Exercise goal: Please copy each line of the records below that includes the word "name".

=======

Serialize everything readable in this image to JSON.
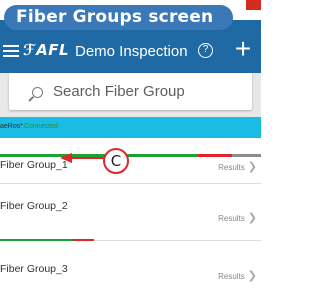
{
  "callout": {
    "title": "Fiber Groups screen",
    "badge": "C"
  },
  "header": {
    "brand": "AFL",
    "brand_symbol": "ℱ",
    "title": "Demo Inspection",
    "help_glyph": "?",
    "add_glyph": "+"
  },
  "search": {
    "placeholder": "Search Fiber Group",
    "value": ""
  },
  "status": {
    "label": "aeRos*",
    "sub": "Connected"
  },
  "groups": [
    {
      "name": "Fiber Group_1",
      "results": "Results",
      "progress": {
        "pass": 0.76,
        "fail": 0.13,
        "pending": 0.11
      }
    },
    {
      "name": "Fiber Group_2",
      "results": "Results",
      "progress": {
        "pass": 0.28,
        "fail": 0.08,
        "pending": 0.0
      }
    },
    {
      "name": "Fiber Group_3",
      "results": "Results",
      "progress": {
        "pass": 0.0,
        "fail": 0.0,
        "pending": 0.0
      }
    }
  ],
  "colors": {
    "header": "#1f6aa5",
    "callout": "#3a78b8",
    "status_bar": "#19bde3",
    "pass": "#1fa034",
    "fail": "#e3242b",
    "pending": "#8c8c8c",
    "badge_border": "#e0262b"
  },
  "icons": {
    "menu": "menu-icon",
    "help": "help-icon",
    "add": "add-icon",
    "search": "search-icon",
    "chevron": "chevron-right-icon"
  }
}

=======

Result of the task:
      "name": "Fiber Group_1",
      "name": "Fiber Group_2",
      "name": "Fiber Group_3",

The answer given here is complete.